• [Exercise] Every line of the data below is to be written out again exactly.

+++ Information provided +++

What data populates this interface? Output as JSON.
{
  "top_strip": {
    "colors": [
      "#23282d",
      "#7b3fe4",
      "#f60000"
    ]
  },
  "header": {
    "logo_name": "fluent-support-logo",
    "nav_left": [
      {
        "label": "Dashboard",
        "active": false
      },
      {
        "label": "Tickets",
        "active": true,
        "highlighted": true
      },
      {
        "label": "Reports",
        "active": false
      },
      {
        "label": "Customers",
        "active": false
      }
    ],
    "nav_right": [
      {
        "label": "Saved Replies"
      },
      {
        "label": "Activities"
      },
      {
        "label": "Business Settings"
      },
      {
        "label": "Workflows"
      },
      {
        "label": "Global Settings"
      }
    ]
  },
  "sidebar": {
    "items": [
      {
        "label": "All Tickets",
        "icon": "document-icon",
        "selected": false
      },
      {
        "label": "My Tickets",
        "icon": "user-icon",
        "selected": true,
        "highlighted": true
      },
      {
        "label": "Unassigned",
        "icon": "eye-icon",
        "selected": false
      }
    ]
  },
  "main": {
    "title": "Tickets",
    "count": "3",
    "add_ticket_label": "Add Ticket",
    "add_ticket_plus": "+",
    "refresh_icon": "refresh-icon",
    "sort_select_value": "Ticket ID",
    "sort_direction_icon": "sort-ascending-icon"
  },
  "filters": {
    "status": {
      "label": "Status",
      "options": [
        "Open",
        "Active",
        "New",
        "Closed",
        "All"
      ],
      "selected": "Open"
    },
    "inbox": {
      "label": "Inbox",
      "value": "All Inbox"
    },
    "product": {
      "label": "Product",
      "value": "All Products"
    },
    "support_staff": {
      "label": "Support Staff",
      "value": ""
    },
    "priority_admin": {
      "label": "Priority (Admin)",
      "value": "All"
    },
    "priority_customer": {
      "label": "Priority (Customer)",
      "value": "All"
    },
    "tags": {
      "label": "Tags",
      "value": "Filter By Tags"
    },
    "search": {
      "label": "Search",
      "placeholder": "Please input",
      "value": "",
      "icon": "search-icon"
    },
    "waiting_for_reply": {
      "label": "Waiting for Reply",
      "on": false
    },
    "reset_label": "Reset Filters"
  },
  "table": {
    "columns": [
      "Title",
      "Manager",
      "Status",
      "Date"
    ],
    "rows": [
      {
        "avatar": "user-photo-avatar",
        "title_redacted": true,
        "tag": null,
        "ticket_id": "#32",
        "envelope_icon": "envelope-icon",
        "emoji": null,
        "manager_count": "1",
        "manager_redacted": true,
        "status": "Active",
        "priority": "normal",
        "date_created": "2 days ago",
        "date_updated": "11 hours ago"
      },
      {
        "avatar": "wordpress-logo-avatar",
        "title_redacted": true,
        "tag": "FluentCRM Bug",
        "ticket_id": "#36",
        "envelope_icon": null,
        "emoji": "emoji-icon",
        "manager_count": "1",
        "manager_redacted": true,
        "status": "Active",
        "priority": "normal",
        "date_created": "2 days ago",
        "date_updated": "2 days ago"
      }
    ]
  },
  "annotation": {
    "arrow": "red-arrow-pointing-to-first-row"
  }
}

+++

• [Result]
What data populates this interface? Output as JSON.
{
  "top_strip": {
    "colors": [
      "#23282d",
      "#7b3fe4",
      "#f60000"
    ]
  },
  "header": {
    "logo_name": "fluent-support-logo",
    "nav_left": [
      {
        "label": "Dashboard",
        "active": false
      },
      {
        "label": "Tickets",
        "active": true,
        "highlighted": true
      },
      {
        "label": "Reports",
        "active": false
      },
      {
        "label": "Customers",
        "active": false
      }
    ],
    "nav_right": [
      {
        "label": "Saved Replies"
      },
      {
        "label": "Activities"
      },
      {
        "label": "Business Settings"
      },
      {
        "label": "Workflows"
      },
      {
        "label": "Global Settings"
      }
    ]
  },
  "sidebar": {
    "items": [
      {
        "label": "All Tickets",
        "icon": "document-icon",
        "selected": false
      },
      {
        "label": "My Tickets",
        "icon": "user-icon",
        "selected": true,
        "highlighted": true
      },
      {
        "label": "Unassigned",
        "icon": "eye-icon",
        "selected": false
      }
    ]
  },
  "main": {
    "title": "Tickets",
    "count": "3",
    "add_ticket_label": "Add Ticket",
    "add_ticket_plus": "+",
    "refresh_icon": "refresh-icon",
    "sort_select_value": "Ticket ID",
    "sort_direction_icon": "sort-ascending-icon"
  },
  "filters": {
    "status": {
      "label": "Status",
      "options": [
        "Open",
        "Active",
        "New",
        "Closed",
        "All"
      ],
      "selected": "Open"
    },
    "inbox": {
      "label": "Inbox",
      "value": "All Inbox"
    },
    "product": {
      "label": "Product",
      "value": "All Products"
    },
    "support_staff": {
      "label": "Support Staff",
      "value": ""
    },
    "priority_admin": {
      "label": "Priority (Admin)",
      "value": "All"
    },
    "priority_customer": {
      "label": "Priority (Customer)",
      "value": "All"
    },
    "tags": {
      "label": "Tags",
      "value": "Filter By Tags"
    },
    "search": {
      "label": "Search",
      "placeholder": "Please input",
      "value": "",
      "icon": "search-icon"
    },
    "waiting_for_reply": {
      "label": "Waiting for Reply",
      "on": false
    },
    "reset_label": "Reset Filters"
  },
  "table": {
    "columns": [
      "Title",
      "Manager",
      "Status",
      "Date"
    ],
    "rows": [
      {
        "avatar": "user-photo-avatar",
        "title_redacted": true,
        "tag": null,
        "ticket_id": "#32",
        "envelope_icon": "envelope-icon",
        "emoji": null,
        "manager_count": "1",
        "manager_redacted": true,
        "status": "Active",
        "priority": "normal",
        "date_created": "2 days ago",
        "date_updated": "11 hours ago"
      },
      {
        "avatar": "wordpress-logo-avatar",
        "title_redacted": true,
        "tag": "FluentCRM Bug",
        "ticket_id": "#36",
        "envelope_icon": null,
        "emoji": "emoji-icon",
        "manager_count": "1",
        "manager_redacted": true,
        "status": "Active",
        "priority": "normal",
        "date_created": "2 days ago",
        "date_updated": "2 days ago"
      }
    ]
  },
  "annotation": {
    "arrow": "red-arrow-pointing-to-first-row"
  }
}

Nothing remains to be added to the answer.